I carried both of our kids in a sling (separately, not ever together, although that was often requested bu the then four year old elder brother) for years until the gel in my vertebrae squeezed out in several places.
But we were definitely not a Baby Bjorn family. There seemed to me something slightly silly about the Bjorns. The design was both vaguely bondage-like and awkwardly sporty.
I realize the complete idiocy of this opinion being expressed by a woman who owned a whole wardrobe of slings. After 12 years of parenting failures, I certainly do not presume to judge anyone for practically anything... much less the use of a Bjorn. For my compulsive baby-sling use, I can only offer the justification that we live in New York and I had to take the train with both kids, early and frequently. In place of a stroller or a front facing Bjorn, the slings were a low profile way to keep strangers from touching the baby... or even breathing directly on him.
A robot with a baby in a sling didn't seem quite right to me when I started the drawing...although the more that I think about it, maybe a nice rainbow sling with rings on a killer robot would be more amusing...
I tried to combine the winsome qualities of the Terminator and the Iron Man/ War Machine suits: i.e., those scary red eye lights and the ridiculous-on-robots humanoid teeth, with the segmented suit with the shoulder mounted grenade launchers. The result on the napkin was both creepy and a bit flat... but the robot is basically backdrop, so I decided not to sweat it too much.
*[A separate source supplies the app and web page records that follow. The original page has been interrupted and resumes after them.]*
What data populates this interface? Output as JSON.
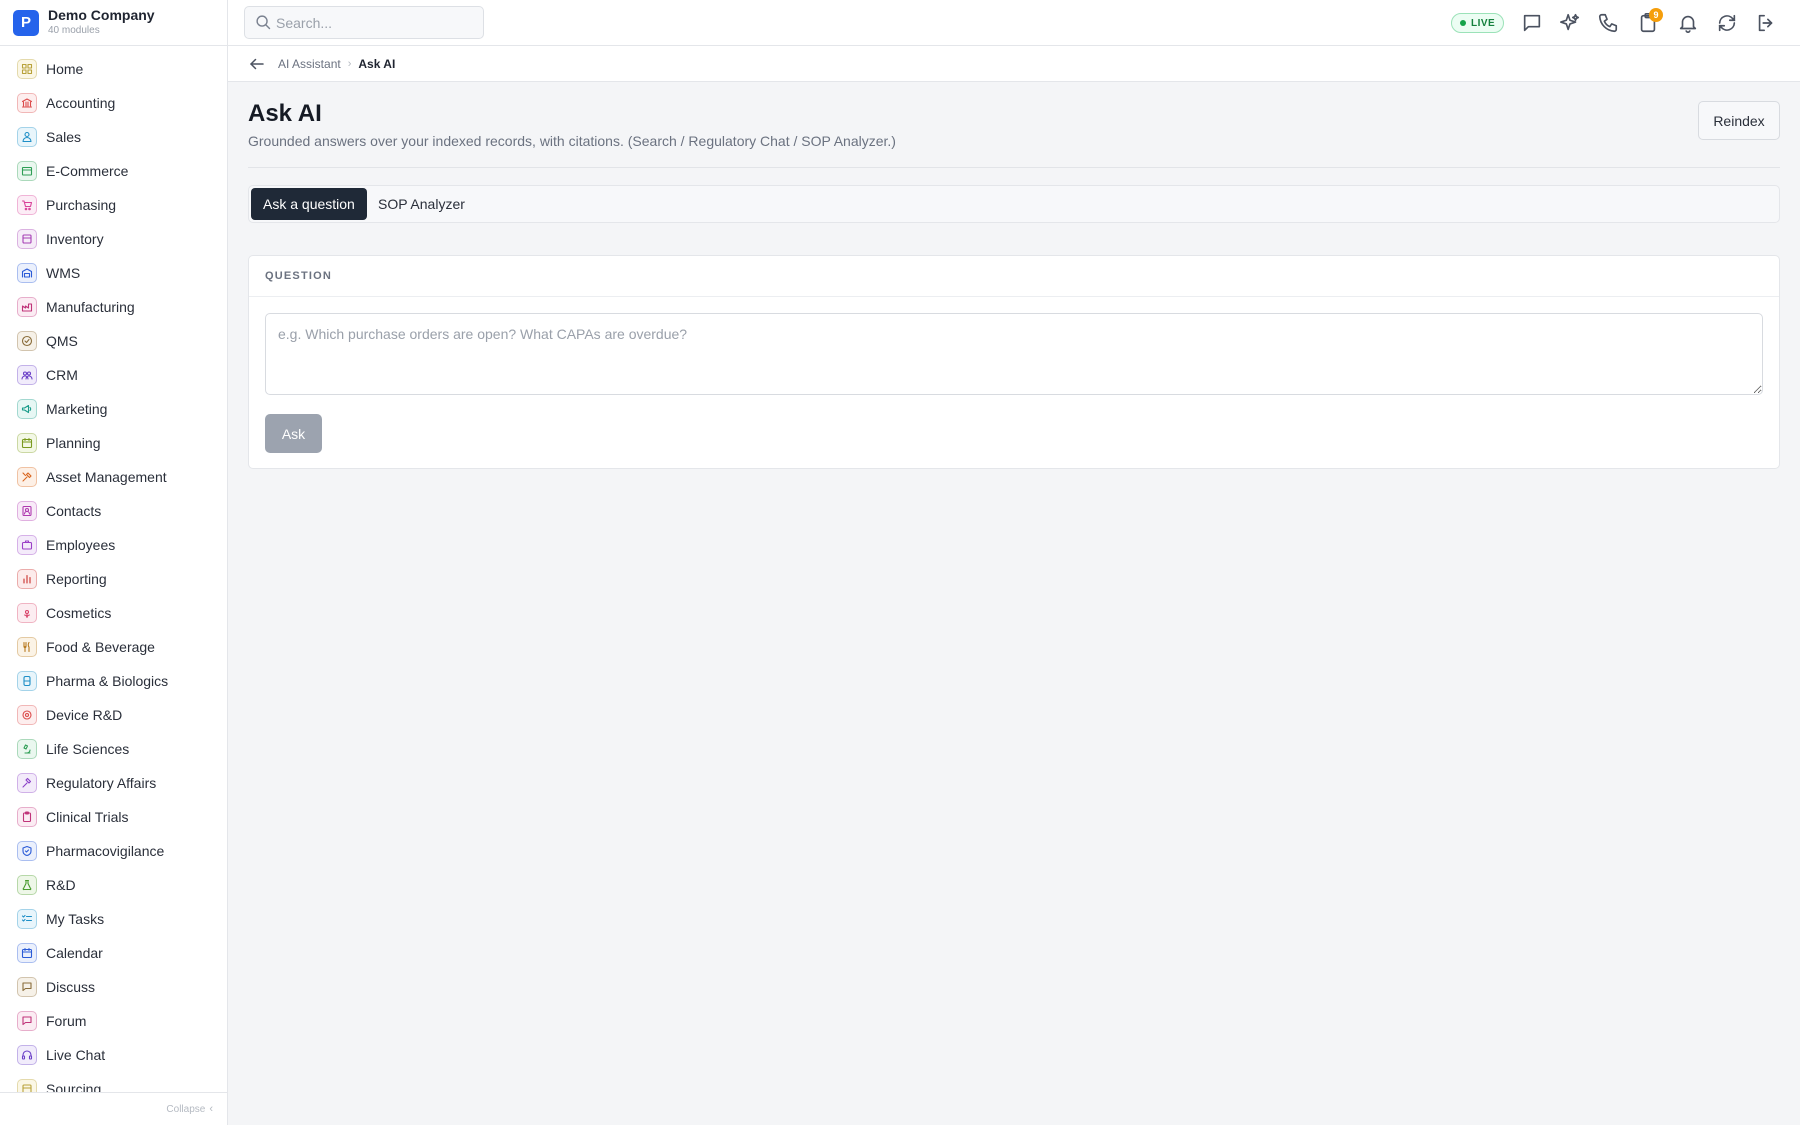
{
  "brand": {
    "logo_letter": "P",
    "name": "Demo Company",
    "subtitle": "40 modules"
  },
  "sidebar": {
    "items": [
      {
        "label": "Home",
        "icon": "grid-icon",
        "color": "#b8a23a",
        "bg": "#fbf7e6"
      },
      {
        "label": "Accounting",
        "icon": "bank-icon",
        "color": "#dc4a4a",
        "bg": "#fdeeee"
      },
      {
        "label": "Sales",
        "icon": "person-icon",
        "color": "#1e8fc7",
        "bg": "#e8f5fb"
      },
      {
        "label": "E-Commerce",
        "icon": "store-icon",
        "color": "#2e9e55",
        "bg": "#eaf7ef"
      },
      {
        "label": "Purchasing",
        "icon": "cart-icon",
        "color": "#d9439a",
        "bg": "#fcedf6"
      },
      {
        "label": "Inventory",
        "icon": "box-icon",
        "color": "#a63fb5",
        "bg": "#f6ecf8"
      },
      {
        "label": "WMS",
        "icon": "warehouse-icon",
        "color": "#2a5bd7",
        "bg": "#ebf0fc"
      },
      {
        "label": "Manufacturing",
        "icon": "factory-icon",
        "color": "#c0347a",
        "bg": "#fbecf3"
      },
      {
        "label": "QMS",
        "icon": "badge-check-icon",
        "color": "#8a6d3b",
        "bg": "#f6f1e8"
      },
      {
        "label": "CRM",
        "icon": "users-icon",
        "color": "#6a3fc7",
        "bg": "#f1ecfb"
      },
      {
        "label": "Marketing",
        "icon": "megaphone-icon",
        "color": "#1a9c8a",
        "bg": "#e7f7f4"
      },
      {
        "label": "Planning",
        "icon": "calendar-icon",
        "color": "#7a9a1f",
        "bg": "#f3f8e6"
      },
      {
        "label": "Asset Management",
        "icon": "tools-icon",
        "color": "#d9651f",
        "bg": "#fdf0e6"
      },
      {
        "label": "Contacts",
        "icon": "contact-icon",
        "color": "#b03bb0",
        "bg": "#f8ebf8"
      },
      {
        "label": "Employees",
        "icon": "briefcase-icon",
        "color": "#9b3fc7",
        "bg": "#f4ebfa"
      },
      {
        "label": "Reporting",
        "icon": "bar-chart-icon",
        "color": "#c9302c",
        "bg": "#fcebeb"
      },
      {
        "label": "Cosmetics",
        "icon": "flower-icon",
        "color": "#d9436a",
        "bg": "#fcedf1"
      },
      {
        "label": "Food & Beverage",
        "icon": "utensils-icon",
        "color": "#b7791f",
        "bg": "#fbf3e6"
      },
      {
        "label": "Pharma & Biologics",
        "icon": "pill-icon",
        "color": "#1e8fc7",
        "bg": "#e8f5fb"
      },
      {
        "label": "Device R&D",
        "icon": "cog-icon",
        "color": "#dc4a4a",
        "bg": "#fdeeee"
      },
      {
        "label": "Life Sciences",
        "icon": "microscope-icon",
        "color": "#2e9e55",
        "bg": "#eaf7ef"
      },
      {
        "label": "Regulatory Affairs",
        "icon": "gavel-icon",
        "color": "#8a3fc7",
        "bg": "#f3ebfa"
      },
      {
        "label": "Clinical Trials",
        "icon": "clipboard-icon",
        "color": "#c0347a",
        "bg": "#fbecf3"
      },
      {
        "label": "Pharmacovigilance",
        "icon": "shield-icon",
        "color": "#2a5bd7",
        "bg": "#ebf0fc"
      },
      {
        "label": "R&D",
        "icon": "flask-icon",
        "color": "#4a9c2e",
        "bg": "#eef7e8"
      },
      {
        "label": "My Tasks",
        "icon": "checklist-icon",
        "color": "#1e8fc7",
        "bg": "#e8f5fb"
      },
      {
        "label": "Calendar",
        "icon": "calendar-icon",
        "color": "#2a5bd7",
        "bg": "#ebf0fc"
      },
      {
        "label": "Discuss",
        "icon": "chat-icon",
        "color": "#8a6d3b",
        "bg": "#f6f1e8"
      },
      {
        "label": "Forum",
        "icon": "chat-icon",
        "color": "#c0347a",
        "bg": "#fbecf3"
      },
      {
        "label": "Live Chat",
        "icon": "headset-icon",
        "color": "#6a3fc7",
        "bg": "#f1ecfb"
      },
      {
        "label": "Sourcing",
        "icon": "box-icon",
        "color": "#b8a23a",
        "bg": "#fbf7e6"
      }
    ],
    "collapse_label": "Collapse"
  },
  "topbar": {
    "search_placeholder": "Search...",
    "live_label": "LIVE",
    "notification_count": "9",
    "icons": [
      "chat-icon",
      "sparkles-icon",
      "phone-icon",
      "clipboard-notify-icon",
      "bell-icon",
      "sync-icon",
      "logout-icon"
    ]
  },
  "breadcrumb": {
    "parent": "AI Assistant",
    "current": "Ask AI"
  },
  "page": {
    "title": "Ask AI",
    "subtitle": "Grounded answers over your indexed records, with citations. (Search / Regulatory Chat / SOP Analyzer.)",
    "reindex_label": "Reindex"
  },
  "tabs": {
    "active": "Ask a question",
    "other": "SOP Analyzer"
  },
  "question_card": {
    "header": "QUESTION",
    "placeholder": "e.g. Which purchase orders are open? What CAPAs are overdue?",
    "value": "",
    "ask_label": "Ask"
  }
}
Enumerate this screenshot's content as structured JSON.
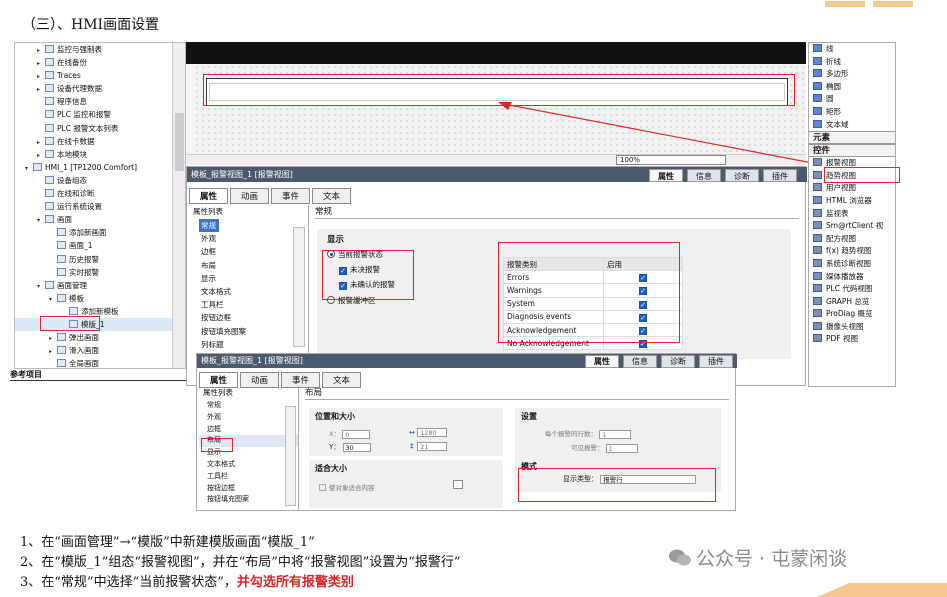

At the last minute, I had to add a Sophie the Giraffe teething toy to the image... We had one of these "mouth animals" during my first son's infancy. I cannot remember who bought it. I knew at the time that it was a somewhat expensive and trendy article. Looking it up now, however, I discover that not only is it a remarkably pricey chew toy, it is the number one selling baby item on Amazon. During my organic-food-making, toxin-fearing, irrational mother of an infant stage, I was aware that Sophie was supposed to be a better, more healthful toy, made of "natural rubber" and "food paint" in France. Of course, subsequently there were rumors of carcinogens and a recall.
I do remember that our Sophie developed a nasty smell that seemed to squirt out from the interior when it was squeezed. I cannot say whether it was from inherent vice, from exposure to my son's saliva, or just poor maintenance on my part,
But it now seems appropriate that the infant ninja's trendy mouth animal might squirt poison gas.